__Data__.
------------------------------------------------
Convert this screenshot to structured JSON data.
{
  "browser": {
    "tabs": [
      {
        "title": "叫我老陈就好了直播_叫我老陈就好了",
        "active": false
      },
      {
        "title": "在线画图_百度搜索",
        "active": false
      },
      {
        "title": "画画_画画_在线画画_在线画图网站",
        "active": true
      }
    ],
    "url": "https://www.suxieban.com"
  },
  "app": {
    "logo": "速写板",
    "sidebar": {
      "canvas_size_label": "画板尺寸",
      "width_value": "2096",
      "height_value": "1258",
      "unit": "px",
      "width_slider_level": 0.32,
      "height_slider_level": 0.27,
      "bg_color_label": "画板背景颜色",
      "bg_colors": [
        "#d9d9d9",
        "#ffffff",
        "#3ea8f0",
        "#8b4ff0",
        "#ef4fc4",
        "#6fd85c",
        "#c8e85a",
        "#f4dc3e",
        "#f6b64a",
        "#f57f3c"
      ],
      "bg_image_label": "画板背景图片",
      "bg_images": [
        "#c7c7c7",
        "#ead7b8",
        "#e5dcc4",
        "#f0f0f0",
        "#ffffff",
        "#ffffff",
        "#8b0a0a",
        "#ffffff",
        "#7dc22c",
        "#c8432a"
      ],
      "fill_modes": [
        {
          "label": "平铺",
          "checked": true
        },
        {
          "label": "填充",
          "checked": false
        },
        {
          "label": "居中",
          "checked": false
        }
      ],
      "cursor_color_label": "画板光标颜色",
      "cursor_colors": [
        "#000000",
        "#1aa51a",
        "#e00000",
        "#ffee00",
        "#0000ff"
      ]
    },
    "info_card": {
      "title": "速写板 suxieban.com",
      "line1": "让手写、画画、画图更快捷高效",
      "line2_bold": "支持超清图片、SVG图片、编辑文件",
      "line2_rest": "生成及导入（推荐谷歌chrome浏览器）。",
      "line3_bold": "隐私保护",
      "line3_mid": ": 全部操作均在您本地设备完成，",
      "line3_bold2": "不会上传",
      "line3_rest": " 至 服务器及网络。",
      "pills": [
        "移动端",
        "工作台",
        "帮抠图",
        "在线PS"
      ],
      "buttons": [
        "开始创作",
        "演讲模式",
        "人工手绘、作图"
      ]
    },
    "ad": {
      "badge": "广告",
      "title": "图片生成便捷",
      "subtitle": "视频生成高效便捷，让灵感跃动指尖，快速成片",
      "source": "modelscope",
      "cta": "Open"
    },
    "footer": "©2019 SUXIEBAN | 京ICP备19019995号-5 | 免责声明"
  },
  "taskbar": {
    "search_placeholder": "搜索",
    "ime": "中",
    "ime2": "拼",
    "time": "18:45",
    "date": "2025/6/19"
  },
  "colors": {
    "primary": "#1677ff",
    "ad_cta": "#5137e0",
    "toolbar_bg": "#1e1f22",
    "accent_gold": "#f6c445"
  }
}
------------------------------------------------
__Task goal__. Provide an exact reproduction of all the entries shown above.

__Finished exercise__.
Convert this screenshot to structured JSON data.
{
  "browser": {
    "tabs": [
      {
        "title": "叫我老陈就好了直播_叫我老陈就好了",
        "active": false
      },
      {
        "title": "在线画图_百度搜索",
        "active": false
      },
      {
        "title": "画画_画画_在线画画_在线画图网站",
        "active": true
      }
    ],
    "url": "https://www.suxieban.com"
  },
  "app": {
    "logo": "速写板",
    "sidebar": {
      "canvas_size_label": "画板尺寸",
      "width_value": "2096",
      "height_value": "1258",
      "unit": "px",
      "width_slider_level": 0.32,
      "height_slider_level": 0.27,
      "bg_color_label": "画板背景颜色",
      "bg_colors": [
        "#d9d9d9",
        "#ffffff",
        "#3ea8f0",
        "#8b4ff0",
        "#ef4fc4",
        "#6fd85c",
        "#c8e85a",
        "#f4dc3e",
        "#f6b64a",
        "#f57f3c"
      ],
      "bg_image_label": "画板背景图片",
      "bg_images": [
        "#c7c7c7",
        "#ead7b8",
        "#e5dcc4",
        "#f0f0f0",
        "#ffffff",
        "#ffffff",
        "#8b0a0a",
        "#ffffff",
        "#7dc22c",
        "#c8432a"
      ],
      "fill_modes": [
        {
          "label": "平铺",
          "checked": true
        },
        {
          "label": "填充",
          "checked": false
        },
        {
          "label": "居中",
          "checked": false
        }
      ],
      "cursor_color_label": "画板光标颜色",
      "cursor_colors": [
        "#000000",
        "#1aa51a",
        "#e00000",
        "#ffee00",
        "#0000ff"
      ]
    },
    "info_card": {
      "title": "速写板 suxieban.com",
      "line1": "让手写、画画、画图更快捷高效",
      "line2_bold": "支持超清图片、SVG图片、编辑文件",
      "line2_rest": "生成及导入（推荐谷歌chrome浏览器）。",
      "line3_bold": "隐私保护",
      "line3_mid": ": 全部操作均在您本地设备完成，",
      "line3_bold2": "不会上传",
      "line3_rest": " 至 服务器及网络。",
      "pills": [
        "移动端",
        "工作台",
        "帮抠图",
        "在线PS"
      ],
      "buttons": [
        "开始创作",
        "演讲模式",
        "人工手绘、作图"
      ]
    },
    "ad": {
      "badge": "广告",
      "title": "图片生成便捷",
      "subtitle": "视频生成高效便捷，让灵感跃动指尖，快速成片",
      "source": "modelscope",
      "cta": "Open"
    },
    "footer": "©2019 SUXIEBAN | 京ICP备19019995号-5 | 免责声明"
  },
  "taskbar": {
    "search_placeholder": "搜索",
    "ime": "中",
    "ime2": "拼",
    "time": "18:45",
    "date": "2025/6/19"
  },
  "colors": {
    "primary": "#1677ff",
    "ad_cta": "#5137e0",
    "toolbar_bg": "#1e1f22",
    "accent_gold": "#f6c445"
  }
}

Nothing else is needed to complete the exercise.